I have gotten so tired of hearing "the will of the people" as the basis for taking votes to limit the rights and liberties of American citizens (I assume this also applies to other Democratic countries).
I have cut and pasted a response I made in another thread that I think will likely not get read by the majority of readers. It provides a link that helps outline my argument. I suggest that anyone interested in actual freedom do some further research on the topic as well.
Quoting Matt D (Reply 23):
If we start passing laws based on what the MINORITY wants, as opposed to the MAJORITY, then it becomes a dictatorship.
No. No no no no no. You are confused about the basic fundamentals of a republic and the teachings of our founding fathers, and I've tried to correct you on this a million times yet you've never really responded nor engaged in any rational defense of your position.
Majority rules sucks.
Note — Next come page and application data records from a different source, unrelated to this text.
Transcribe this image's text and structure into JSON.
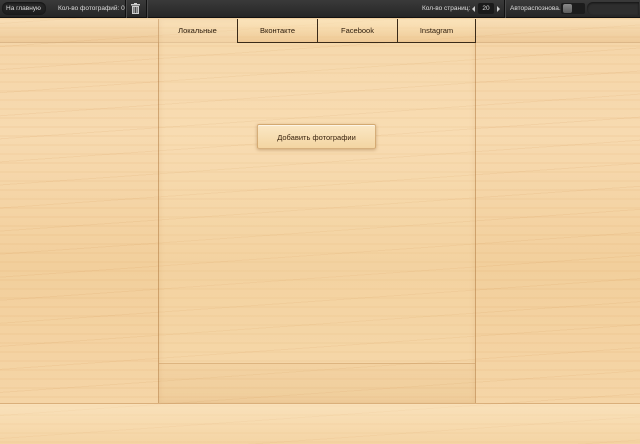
{
  "toolbar": {
    "home_label": "На главную",
    "photo_count_label": "Кол-во фотографий: 0",
    "pages_label": "Кол-во страниц:",
    "pages_value": "20",
    "autoslide_label": "Автораспознова."
  },
  "tabs": [
    {
      "label": "Локальные",
      "active": true
    },
    {
      "label": "Вконтакте",
      "active": false
    },
    {
      "label": "Facebook",
      "active": false
    },
    {
      "label": "Instagram",
      "active": false
    }
  ],
  "main": {
    "add_photos_label": "Добавить фотографии"
  },
  "icons": {
    "trash": "trash-icon",
    "prev": "arrow-left-icon",
    "next": "arrow-right-icon"
  }
}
Its not the foundation upon which a free state exists. Democracy, and a republic-style government, are functional only when they protect the rights and needs of the minority DESPITE the will of the majority. As I've said a billion times, and others here have too, basic civil rights were UNPOPULAR legislation. But it was the RIGHT THING TO DO.
Surely you can't defend the position that the abolition of slavery (massively unpopular), the desegregation of schools (massively unpopular) , women's suffrage (massively unpopular), and so on were failures of our democratic system. If you can, I'm all ears.
Our Constitution is SPECIFICALLY WORDED to limit the ability of the American people to vote on something that would infringe on an individual right. Our powers of election here in the US are meant to name individuals to office.
Here's some reading for you to do about the responsibility of the American state to NOT succumb to majority rule as intended by the Constitution and the founding fathers, as well as the inherent limits set in said document on the ability of someone like you to take rights away from someone like me:
It points out pretty clearly the views of Thomas Jefferson and the people who established the country, but then also points out the ways that the system fails and the folly of modern goverment to protect individual liberties. I found it pretty interesting.
[Edited 2005-06-20 18:33:15]